On a Sabbath Jesus was teaching in one of the synagogues, and a woman was there who had been crippled by a spirit for eighteen years. She was bent over and could not straighten up at all. When Jesus saw her, he called her forward and said to her, “Woman, you are set free from your infirmity.” Then he put his hands on her, and immediately she straightened up and praised God. Indignant because Jesus had healed on the Sabbath, the synagogue ruler said to the people, “There are six days for work. So come and be healed on those days, not on the Sabbath.” The Lord answered him, “You hypocrites! Doesn’t each of you on the Sabbath untie his ox or donkey from the stall and lead it out to give it water? Then should not this woman, a daughter of Abraham, whom Satan has kept bound for eighteen long years, be set free on the Sabbath day from what bound her?” When he said this, all his opponents were humiliated, but the people were delighted with all the wonderful things he was doing. (Luke 13:10-17 NIV)
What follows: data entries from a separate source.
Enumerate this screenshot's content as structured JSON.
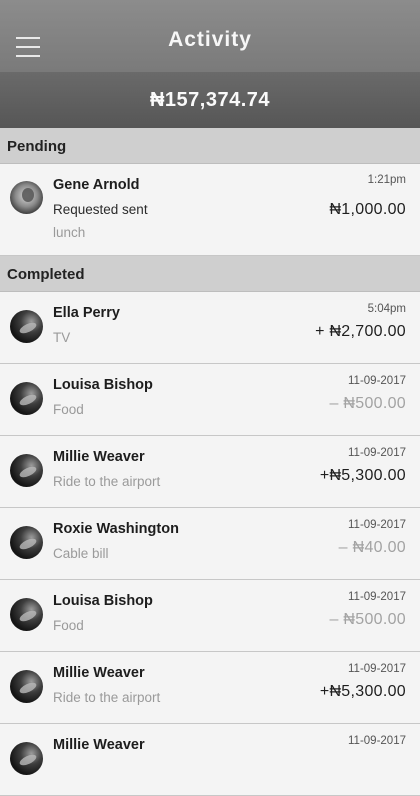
{
  "header": {
    "title": "Activity",
    "menu_icon": "hamburger-menu-icon"
  },
  "balance": "₦157,374.74",
  "sections": {
    "pending": "Pending",
    "completed": "Completed"
  },
  "pending": [
    {
      "name": "Gene Arnold",
      "status": "Requested sent",
      "note": "lunch",
      "time": "1:21pm",
      "amount": "₦1,000.00"
    }
  ],
  "completed": [
    {
      "name": "Ella Perry",
      "note": "TV",
      "time": "5:04pm",
      "amount": "+ ₦2,700.00"
    },
    {
      "name": "Louisa Bishop",
      "note": "Food",
      "time": "11-09-2017",
      "amount": "– ₦500.00"
    },
    {
      "name": "Millie Weaver",
      "note": "Ride to the airport",
      "time": "11-09-2017",
      "amount": "+₦5,300.00"
    },
    {
      "name": "Roxie Washington",
      "note": "Cable bill",
      "time": "11-09-2017",
      "amount": "– ₦40.00"
    },
    {
      "name": "Louisa Bishop",
      "note": "Food",
      "time": "11-09-2017",
      "amount": "– ₦500.00"
    },
    {
      "name": "Millie Weaver",
      "note": "Ride to the airport",
      "time": "11-09-2017",
      "amount": "+₦5,300.00"
    },
    {
      "name": "Millie Weaver",
      "note": "",
      "time": "11-09-2017",
      "amount": ""
    }
  ]
}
In the discussion that follows the healing of a crippled woman in the synagogue, Jesus ends by revealing the woman’s unique identity: she is a daughter of Abraham (v. 16). It is fitting that her true identity should be revealed on the Sabbath. With Jesus we are not on the level of “what we ought to do and not do”, as the leader of the synagogue argued (v. 14), but on the level of “who we ought to be or not be,” of who we truly are.
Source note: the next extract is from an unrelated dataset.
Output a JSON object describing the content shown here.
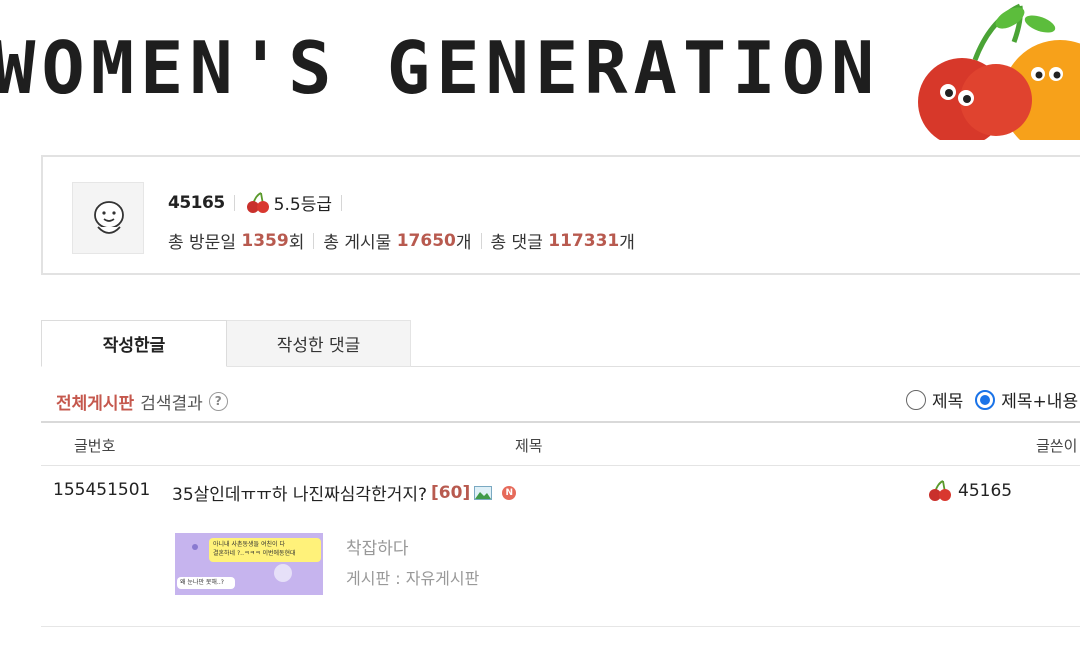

The leader of the synagogue referred to God’s commandment about the Sabbath in Exodus 20:9-11. Jesus, however, answers along the lines of the same commandment in Deuteronomy 5:13-15, which explains: “... so that you may rest, and remember that you were once a slave in Egypt, and that the Lord your God brought you out from there.” That is why the woman had to be “released” from her slavery precisely on the Sabbath. Thus she becomes a living sign, which recalls God’s deliverance today.

What does resting in God mean? First of all, it means to remember. It means seeing our life in another light than what we produce, seeing instead what God achieves, especially through our weakness. For the people of God it meant to remember their time of slavery. For us it can mean that the memory of our inner wounds will make us more human, that it will open us to see God’s goodness towards us and others and will help us (re)discover our true identity.
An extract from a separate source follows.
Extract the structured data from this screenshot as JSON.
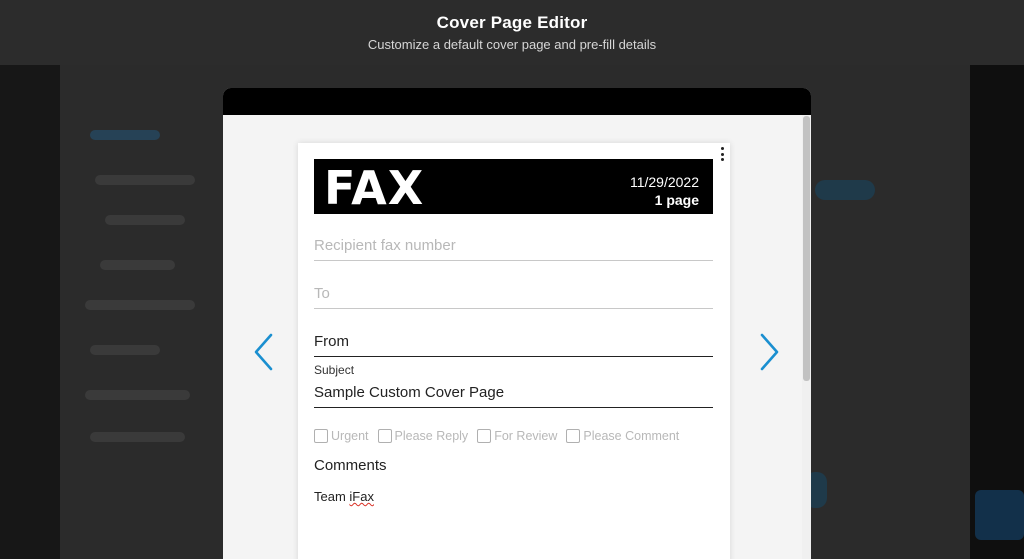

The crippled woman had to be “released”. From what do we need to be released, so that we may become who we truly are? Often we have to be released from doing “too much”. Instead of asking ourselves what more should we do, is not the question rather: how can we do less, so that we become free for what is more essential? The temptation can be to want to do more and more, because we are afraid that we never do enough, or we are afraid to say “no”, not wanting to disappoint anyone. Or else we want to do everything by ourselves, and not to entrust anything to other people. However, we are invited not to do more, but, like the crippled woman, to be more, to love more.

- What space can I find in my daily life to pause, to remember, to rest in God?

- From what do I need to be “released”? Among all the activities I have, which ones should I let go of?

Other bible meditations:

Last updated: 1 July 2024